Although the situation in my district was not nearly as horrendous as the
one you describe, perhaps our solution would be of interest to you.
We (14) elementary art teachers had some serious issues including the way
our last contract divided up our teaching day so that our so-called "planning
time" occurred in increments of 3 to 20 minutes between classes. We were also
concerned about rumors that art periods would be cut from 45 to 40 minutes each
to make 7 or 8 periods per day in the new contract.
We are a fairly close group of teachers who meet monthly to share lessons
and refreshments, and we have some strong advocates and veterans as well as new
hires among us. We felt we needed to inform our union leaders about our concerns
in a constructive way. We collaborated on a written statement expressing our
concerns, elaborating on concrete reasons why they were neither fair, or
educationally sound practices, AND offered viable suggestions to resolve them as
well as our willingness to assist union leaders in bringing the issues to
resolution. We requested a 15 minute meeting with the leaders and the
negotiation team to present our statement. All 14 of us, dressed in our most
professional attire, came to this after school meeting. I must say it was
impressive, and the fact that the art teacher who read the statement also
happened to be the district's "elementary teacher of the year" didn't hurt
Although contract negotiations are not complete for the coming year, we have
learned that, as they currently stand, we will keep our 45 minute periods and
have 3 regular planning periods per week.
I believe the solidarity and professionalism of our group was instrumental
to this outcome. BTW, when the music and PE folks, who aren't as tightly knit as
we are, learned what we were doing, they got together to make similar plans. It
is important in doing something like this to keep your meetings on a
constructive track . Letting them deteriorate into gripe sessions is not
productive. It is the function of our unions to fight for us, but they can't do
that without the right kind of amunition. Small groups like ours need to band
together and make that kind of useful information known to them. If you are in
the middle of a multi-year contract, read your contract carefully and determine
how it fails you in meeting the educational needs of the students.

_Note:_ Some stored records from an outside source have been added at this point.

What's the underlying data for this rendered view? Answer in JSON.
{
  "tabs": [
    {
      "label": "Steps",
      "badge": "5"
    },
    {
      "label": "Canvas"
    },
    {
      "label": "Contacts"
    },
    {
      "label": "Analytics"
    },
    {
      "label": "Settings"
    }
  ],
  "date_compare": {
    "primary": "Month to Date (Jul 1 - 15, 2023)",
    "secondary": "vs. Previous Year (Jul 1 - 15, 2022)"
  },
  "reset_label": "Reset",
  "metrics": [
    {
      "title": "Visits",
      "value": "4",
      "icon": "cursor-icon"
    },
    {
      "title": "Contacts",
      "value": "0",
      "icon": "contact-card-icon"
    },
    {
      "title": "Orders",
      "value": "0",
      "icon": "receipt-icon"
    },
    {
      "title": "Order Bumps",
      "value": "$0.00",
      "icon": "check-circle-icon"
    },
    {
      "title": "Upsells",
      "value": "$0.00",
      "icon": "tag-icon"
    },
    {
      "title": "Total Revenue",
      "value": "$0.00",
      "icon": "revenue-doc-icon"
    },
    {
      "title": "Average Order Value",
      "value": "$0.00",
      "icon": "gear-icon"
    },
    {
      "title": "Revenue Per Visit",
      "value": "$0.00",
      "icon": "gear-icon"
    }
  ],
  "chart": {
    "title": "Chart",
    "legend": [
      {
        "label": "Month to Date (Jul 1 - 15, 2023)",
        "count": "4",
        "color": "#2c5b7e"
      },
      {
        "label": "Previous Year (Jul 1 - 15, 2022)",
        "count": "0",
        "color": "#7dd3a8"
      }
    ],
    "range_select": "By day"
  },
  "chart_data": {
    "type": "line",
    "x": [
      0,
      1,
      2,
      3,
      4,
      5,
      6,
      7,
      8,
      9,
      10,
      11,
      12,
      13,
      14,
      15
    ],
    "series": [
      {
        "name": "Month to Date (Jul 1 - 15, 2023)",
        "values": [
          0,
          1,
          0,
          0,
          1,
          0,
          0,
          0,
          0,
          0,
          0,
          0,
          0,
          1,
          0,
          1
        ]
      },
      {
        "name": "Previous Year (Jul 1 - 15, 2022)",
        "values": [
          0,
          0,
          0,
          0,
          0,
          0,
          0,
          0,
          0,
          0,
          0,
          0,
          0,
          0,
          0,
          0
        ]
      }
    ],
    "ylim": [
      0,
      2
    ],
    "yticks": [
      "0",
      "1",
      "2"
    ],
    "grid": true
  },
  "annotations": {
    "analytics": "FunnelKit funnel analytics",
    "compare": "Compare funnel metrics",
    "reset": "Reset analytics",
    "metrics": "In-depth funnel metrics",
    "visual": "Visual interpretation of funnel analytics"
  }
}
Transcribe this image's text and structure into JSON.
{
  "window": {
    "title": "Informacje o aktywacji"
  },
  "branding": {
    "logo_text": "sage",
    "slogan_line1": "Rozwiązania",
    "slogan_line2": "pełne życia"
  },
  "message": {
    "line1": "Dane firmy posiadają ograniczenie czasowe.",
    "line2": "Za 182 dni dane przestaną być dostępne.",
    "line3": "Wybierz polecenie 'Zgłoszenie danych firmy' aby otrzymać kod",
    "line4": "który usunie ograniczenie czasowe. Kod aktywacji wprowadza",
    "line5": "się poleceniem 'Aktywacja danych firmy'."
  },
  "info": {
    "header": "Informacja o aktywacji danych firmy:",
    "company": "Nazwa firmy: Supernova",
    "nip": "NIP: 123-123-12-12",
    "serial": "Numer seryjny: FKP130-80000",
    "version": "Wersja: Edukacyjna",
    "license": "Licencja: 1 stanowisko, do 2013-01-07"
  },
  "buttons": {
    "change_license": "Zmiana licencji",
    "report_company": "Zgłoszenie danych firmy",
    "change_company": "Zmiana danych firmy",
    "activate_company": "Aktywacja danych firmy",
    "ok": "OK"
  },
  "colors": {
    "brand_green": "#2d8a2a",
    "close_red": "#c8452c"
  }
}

Rally your
troops and bring this to the attention of your union leaders. They may be able
to do something to alleviate the situation before the contract period ends. I
wish you luck!
Linda in Michigan